→ EXERCISE GOAL:
Scan the records for the word "shared". Copy each line that includes it.

Collection entries

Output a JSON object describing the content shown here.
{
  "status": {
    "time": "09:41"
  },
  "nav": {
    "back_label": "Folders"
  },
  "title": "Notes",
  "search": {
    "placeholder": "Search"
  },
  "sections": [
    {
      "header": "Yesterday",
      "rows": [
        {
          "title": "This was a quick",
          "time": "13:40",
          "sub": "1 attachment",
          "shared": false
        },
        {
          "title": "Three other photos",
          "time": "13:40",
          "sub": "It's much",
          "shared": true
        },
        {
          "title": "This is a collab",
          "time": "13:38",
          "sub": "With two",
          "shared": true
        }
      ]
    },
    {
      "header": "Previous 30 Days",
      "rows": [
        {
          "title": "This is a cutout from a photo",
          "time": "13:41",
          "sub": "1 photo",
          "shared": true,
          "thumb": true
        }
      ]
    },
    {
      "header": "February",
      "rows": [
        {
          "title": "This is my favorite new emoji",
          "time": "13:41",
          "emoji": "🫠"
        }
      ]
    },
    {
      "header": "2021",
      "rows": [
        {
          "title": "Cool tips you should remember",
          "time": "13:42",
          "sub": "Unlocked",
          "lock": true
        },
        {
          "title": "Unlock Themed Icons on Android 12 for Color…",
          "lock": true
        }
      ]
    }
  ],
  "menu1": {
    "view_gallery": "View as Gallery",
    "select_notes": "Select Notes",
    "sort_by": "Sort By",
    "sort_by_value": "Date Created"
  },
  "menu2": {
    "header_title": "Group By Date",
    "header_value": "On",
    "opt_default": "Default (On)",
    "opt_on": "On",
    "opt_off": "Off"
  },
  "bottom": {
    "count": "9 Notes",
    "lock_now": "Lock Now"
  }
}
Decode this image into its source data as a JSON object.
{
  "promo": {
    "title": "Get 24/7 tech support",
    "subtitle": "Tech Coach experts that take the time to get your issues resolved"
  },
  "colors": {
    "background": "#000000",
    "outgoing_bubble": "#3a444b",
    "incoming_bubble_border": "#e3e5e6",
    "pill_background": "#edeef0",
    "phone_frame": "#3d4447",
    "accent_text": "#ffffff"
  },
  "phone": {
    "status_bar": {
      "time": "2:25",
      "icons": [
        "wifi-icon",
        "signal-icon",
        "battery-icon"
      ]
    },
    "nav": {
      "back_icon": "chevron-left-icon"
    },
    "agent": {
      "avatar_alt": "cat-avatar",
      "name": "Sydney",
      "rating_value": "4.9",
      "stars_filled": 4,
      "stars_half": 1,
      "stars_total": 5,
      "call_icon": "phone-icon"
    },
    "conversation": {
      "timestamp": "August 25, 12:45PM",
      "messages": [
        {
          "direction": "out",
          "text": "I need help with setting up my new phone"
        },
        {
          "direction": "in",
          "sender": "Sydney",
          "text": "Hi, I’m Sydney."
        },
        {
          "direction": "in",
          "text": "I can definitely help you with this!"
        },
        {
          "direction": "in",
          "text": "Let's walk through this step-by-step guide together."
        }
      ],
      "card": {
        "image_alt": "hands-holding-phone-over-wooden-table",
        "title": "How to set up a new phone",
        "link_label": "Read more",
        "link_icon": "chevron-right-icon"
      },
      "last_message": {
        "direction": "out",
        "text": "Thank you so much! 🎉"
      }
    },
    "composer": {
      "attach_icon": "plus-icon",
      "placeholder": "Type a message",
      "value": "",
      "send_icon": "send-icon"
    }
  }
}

→ COMPLETED TASK:
          "shared": false
          "shared": true
          "shared": true
          "shared": true,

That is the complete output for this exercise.